Findings from the study, conducted by researchers Drew Shindell and Gavin Schmidt of NASA's Goddard Institute of Space Studies (GISS), New York, appeared in the Geophysical Research Letters. Shindell and Schmidt found depleted ozone levels and greenhouse gases are contributing to cooler South Pole temperatures.
Low ozone levels in the stratosphere and increasing greenhouse gases promote a positive phase of a shifting atmospheric climate pattern in the Southern Hemisphere, called the Southern Annular Mode (SAM). A positive SAM isolates colder air in the Antarctic interior.
In the coming decades, ozone levels are expected to recover due to international treaties that banned ozone-depleting chemicals. Higher ozone in the stratosphere protects Earth's surface from harmful ultraviolet radiation. The study found higher ozone levels might have a reverse impact on the SAM, promoting a warming, negative phase. In this way, the effects of ozone and greenhouse gases on the SAM may cancel each other out in the future. This could nullify the SAM's affects and cause Antarctica to warm.
"Antarctica has been cooling, and one could argue some regions could escape warming, but this study finds this is not very likely," Shindell said. "Global warming is expected to dominate in future trends."
The SAM, similar to the Arctic Oscillation or Northern Annular Mode in the Northern Hemisphere, is a seesaw in atmospheric pressure between the pole and the lower latitudes over the Southern Ocean and the tip of South America.
These pressure shifts between positive and negative phases speed-up and slow down the westerly winds that encircle Antarctica. Since the late 1960s, the SAM has more and more favored its positive phase, leading to stronger westerly winds. These stronger westerly winds act as a kind of wall that isolates cold Antarctic air from warmer air in the lower latitudes, which leads to cooler temperatures.

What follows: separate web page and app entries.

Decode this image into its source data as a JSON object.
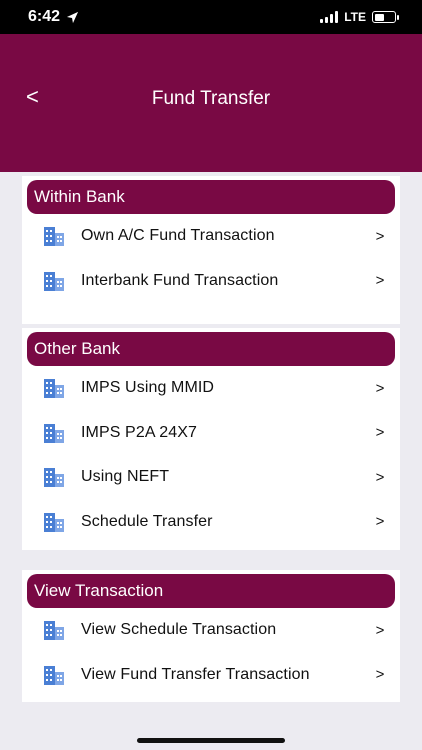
{
  "status": {
    "time": "6:42",
    "network": "LTE",
    "battery_level": 0.5
  },
  "header": {
    "back_label": "<",
    "title": "Fund Transfer"
  },
  "colors": {
    "brand": "#790944",
    "icon": "#4a7fd4",
    "background": "#ecebf1"
  },
  "sections": [
    {
      "title": "Within Bank",
      "items": [
        {
          "label": "Own A/C Fund Transaction",
          "icon": "building-icon"
        },
        {
          "label": "Interbank Fund Transaction",
          "icon": "building-icon"
        }
      ]
    },
    {
      "title": "Other Bank",
      "items": [
        {
          "label": "IMPS Using MMID",
          "icon": "building-icon"
        },
        {
          "label": "IMPS P2A 24X7",
          "icon": "building-icon"
        },
        {
          "label": "Using NEFT",
          "icon": "building-icon"
        },
        {
          "label": "Schedule Transfer",
          "icon": "building-icon"
        }
      ]
    },
    {
      "title": "View Transaction",
      "items": [
        {
          "label": "View Schedule Transaction",
          "icon": "building-icon"
        },
        {
          "label": "View Fund Transfer Transaction",
          "icon": "building-icon"
        }
      ]
    }
  ]
}
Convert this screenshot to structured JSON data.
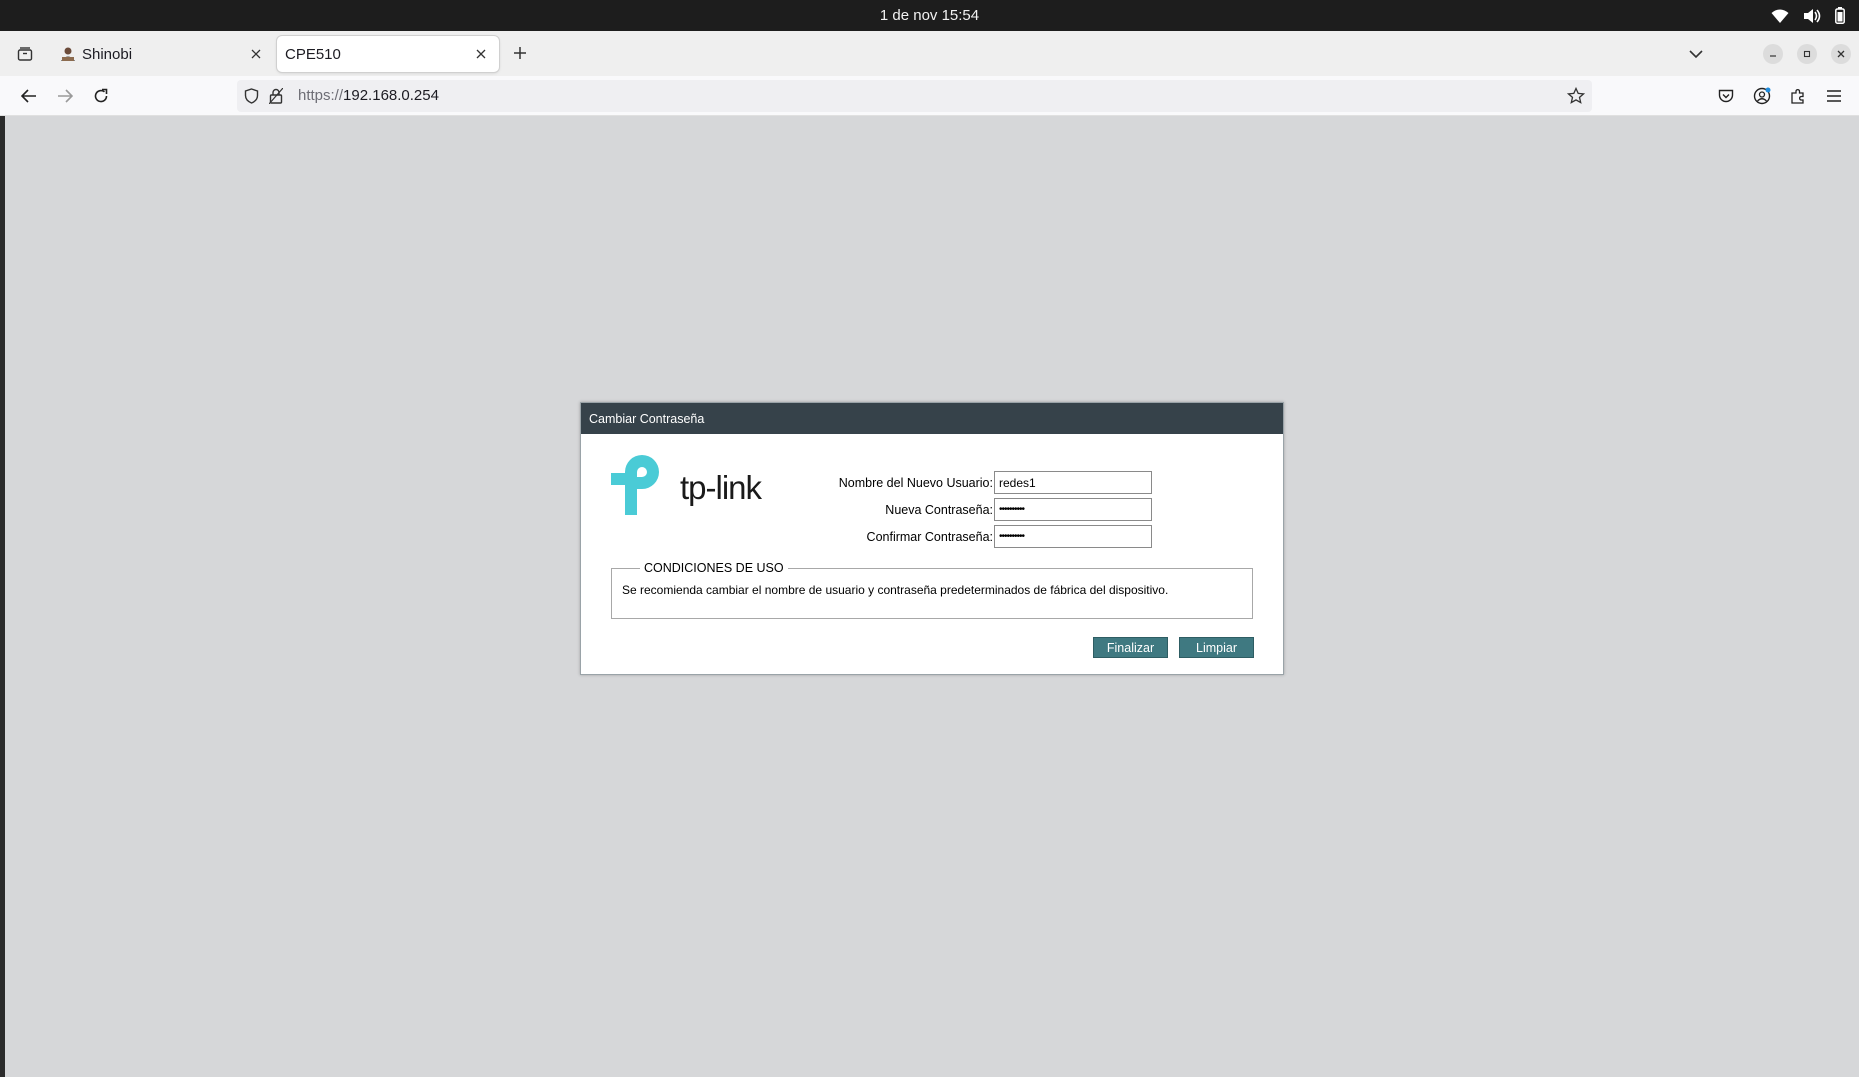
{
  "system": {
    "clock": "1 de nov  15:54",
    "icons": [
      "wifi-icon",
      "volume-icon",
      "battery-icon"
    ]
  },
  "browser": {
    "tabs": [
      {
        "label": "Shinobi",
        "active": false,
        "favicon": "shinobi-favicon"
      },
      {
        "label": "CPE510",
        "active": true
      }
    ],
    "url_scheme": "https://",
    "url_host": "192.168.0.254"
  },
  "dialog": {
    "title": "Cambiar Contraseña",
    "logo_text": "tp-link",
    "fields": {
      "username_label": "Nombre del Nuevo Usuario:",
      "username_value": "redes1",
      "new_password_label": "Nueva Contraseña:",
      "new_password_value": "••••••••••",
      "confirm_password_label": "Confirmar Contraseña:",
      "confirm_password_value": "••••••••••"
    },
    "conditions": {
      "legend": "CONDICIONES DE USO",
      "text": "Se recomienda cambiar el nombre de usuario y contraseña predeterminados de fábrica del dispositivo."
    },
    "buttons": {
      "finish": "Finalizar",
      "clear": "Limpiar"
    }
  },
  "colors": {
    "dialog_header": "#36424a",
    "button_bg": "#3f7981",
    "logo_teal": "#4acbd6",
    "page_bg": "#d6d7d9"
  }
}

Greenhouse gases and ozone depletion both lower temperatures in the high latitude stratosphere. The cooling strengthens the stratospheric whirling of westerly winds, which in turn influences the westerly winds in the lower atmosphere. According to the study, greenhouse gases and ozone have contributed roughly equally in promoting a strong-wind, positive SAM phase in the troposphere, the lowest part of the atmosphere.
Shindell and Schmidt used the NASA GISS Climate Model to run three sets of tests, each three times. For each scenario, the three runs were averaged together. Scenarios included the individual effects of greenhouse gases and ozone on the SAM, and then a third run that examined the effects of the two together.
The model included interactions between the oceans and atmosphere. Each model run began in 1945 and extended through 2055. For the most part, the simulations matched well compared with past observations.
Model inputs of increasing greenhouse gases were based upon observations through 1999, and upon the Intergovernmental Panel on Climate Change mid-range estimates of future emissions. Stratospheric ozone changes were based on earlier NASA GISS model runs that were found to be in good agreement with past observations and similar to those found in other chemistry-climate models for the future.
Shindell said the biggest long-term danger of global warming in this region would be ice sheets melting and sliding into the ocean. "If Antarctica really does warm up like this, then we have to think seriously about what level of warming might cause the ice sheets to break free and greatly increase global sea levels," he said.
In the Antarctic Peninsula, ice sheets as big as Rhode Island have already collapsed into the ocean due to warming. The warming in this area is at least partially a result of the strengthened westerly winds that pass at latitudes of about 60 to 65 degrees south. As the peninsula sticks out from the continent, these winds carry warm maritime air that heats the peninsula.